Ignore the Twitter Cry-Bully Brigade–on Social Media, You Reap What You Sow

Social Media
By pointing to the vile insults they receive, these attention seekers can close down any argument.

The nastiest person on Twitter has quit Twitter. Because I’m so generous I shan’t mention his name. All I’ll say is he that he co-wrote one of the 1990s’ warmest, funniest, daffiest sitcoms — which is possibly what made his attack-dog vitriol so especially hurtful. It was like being stabbed with a fork by Gyles Brandreth, kneed in the groin by your vicar, given the middle finger by the Queen. What, you kept wondering, could possess someone you were predisposed to admire to make them behave like such a dreadful heel?

Because social media makes monsters of us, unfortunately. Some people, at any rate. We discussed this at the weekend at the Battle of Ideas festival in London at an event called: ‘We need to talk. The vices and virtues of social media.’ One of my fellow panellists, Alex Benson, a club promoter, described the terrifying sensation of having once been caught in a Twitter storm and feeling so universally hated that he scarcely dared venture outdoors. But when he did so he discovered something odd: in real life (IRL) everyone was as perfectly affable as ever they had been. All that rage had been confined to the social media bubble.

As Benson noted, people say things on Twitter that if voiced in a pub would get you a punch in the face. This is partly because the 140-character medium encourages you to be pithy, provocative and nuance-free in order to grab other users’ attention.

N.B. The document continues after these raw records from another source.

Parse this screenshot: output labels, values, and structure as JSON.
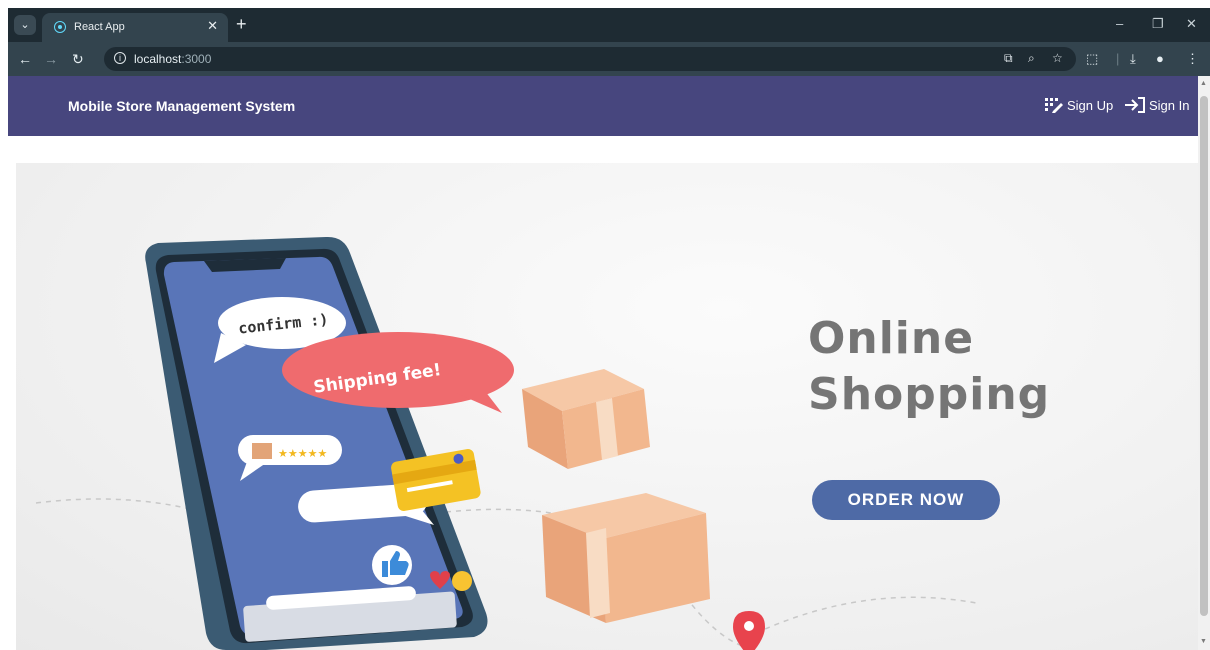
{
  "browser": {
    "tab_title": "React App",
    "url_host": "localhost",
    "url_port": ":3000"
  },
  "navbar": {
    "brand": "Mobile Store Management System",
    "signup_label": "Sign Up",
    "signin_label": "Sign In",
    "color": "#47467e"
  },
  "hero": {
    "title_line1": "Online",
    "title_line2": "Shopping",
    "cta_label": "ORDER NOW",
    "bubble_confirm": "confirm :)",
    "bubble_shipping": "Shipping fee!",
    "accent": "#4e6aa6"
  }
}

And partly because taking out someone when you can’t hear them squeal is much easier than killing them with your bare hands.

Read the rest in the Spectator.